── Materials provided ──
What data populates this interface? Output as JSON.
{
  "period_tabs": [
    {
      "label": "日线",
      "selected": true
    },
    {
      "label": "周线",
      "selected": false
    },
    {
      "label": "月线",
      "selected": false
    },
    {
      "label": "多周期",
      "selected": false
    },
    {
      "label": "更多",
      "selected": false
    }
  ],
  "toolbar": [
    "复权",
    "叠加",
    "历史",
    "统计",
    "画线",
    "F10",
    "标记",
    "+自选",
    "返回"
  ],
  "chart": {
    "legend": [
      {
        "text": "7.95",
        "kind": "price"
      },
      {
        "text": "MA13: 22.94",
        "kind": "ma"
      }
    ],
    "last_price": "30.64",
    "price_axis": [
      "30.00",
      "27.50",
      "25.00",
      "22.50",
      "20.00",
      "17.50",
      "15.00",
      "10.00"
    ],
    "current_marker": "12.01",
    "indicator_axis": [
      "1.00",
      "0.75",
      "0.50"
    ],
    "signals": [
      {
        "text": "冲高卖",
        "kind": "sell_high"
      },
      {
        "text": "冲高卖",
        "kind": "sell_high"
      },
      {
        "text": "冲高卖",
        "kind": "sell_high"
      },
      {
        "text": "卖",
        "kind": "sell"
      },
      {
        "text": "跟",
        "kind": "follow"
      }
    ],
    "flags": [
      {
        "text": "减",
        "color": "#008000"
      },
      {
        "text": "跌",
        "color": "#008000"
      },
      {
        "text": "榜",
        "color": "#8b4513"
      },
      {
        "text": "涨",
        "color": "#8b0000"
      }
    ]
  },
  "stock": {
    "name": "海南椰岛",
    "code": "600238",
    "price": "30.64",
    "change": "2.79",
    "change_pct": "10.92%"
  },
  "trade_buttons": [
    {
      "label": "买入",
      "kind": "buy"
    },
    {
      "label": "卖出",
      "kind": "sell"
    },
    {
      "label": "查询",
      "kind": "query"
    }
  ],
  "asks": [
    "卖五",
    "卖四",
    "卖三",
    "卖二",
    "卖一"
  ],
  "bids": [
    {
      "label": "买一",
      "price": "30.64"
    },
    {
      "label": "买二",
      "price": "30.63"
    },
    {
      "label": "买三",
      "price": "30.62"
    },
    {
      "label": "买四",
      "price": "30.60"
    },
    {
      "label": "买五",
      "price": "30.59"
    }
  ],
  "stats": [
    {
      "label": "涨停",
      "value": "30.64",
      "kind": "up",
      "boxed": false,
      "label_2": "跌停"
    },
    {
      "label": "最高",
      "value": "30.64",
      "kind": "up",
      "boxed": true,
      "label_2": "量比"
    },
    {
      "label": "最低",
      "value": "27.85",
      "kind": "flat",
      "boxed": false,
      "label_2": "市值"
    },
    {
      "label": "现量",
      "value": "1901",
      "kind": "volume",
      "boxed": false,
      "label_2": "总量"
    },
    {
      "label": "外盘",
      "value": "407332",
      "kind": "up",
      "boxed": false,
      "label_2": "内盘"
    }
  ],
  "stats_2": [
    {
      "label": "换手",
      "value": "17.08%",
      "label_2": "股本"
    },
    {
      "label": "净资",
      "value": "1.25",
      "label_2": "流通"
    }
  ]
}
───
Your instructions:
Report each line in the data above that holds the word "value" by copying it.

Result:
      "value": "30.64",
      "value": "30.64",
      "value": "27.85",
      "value": "1901",
      "value": "407332",
      "value": "17.08%",
      "value": "1.25",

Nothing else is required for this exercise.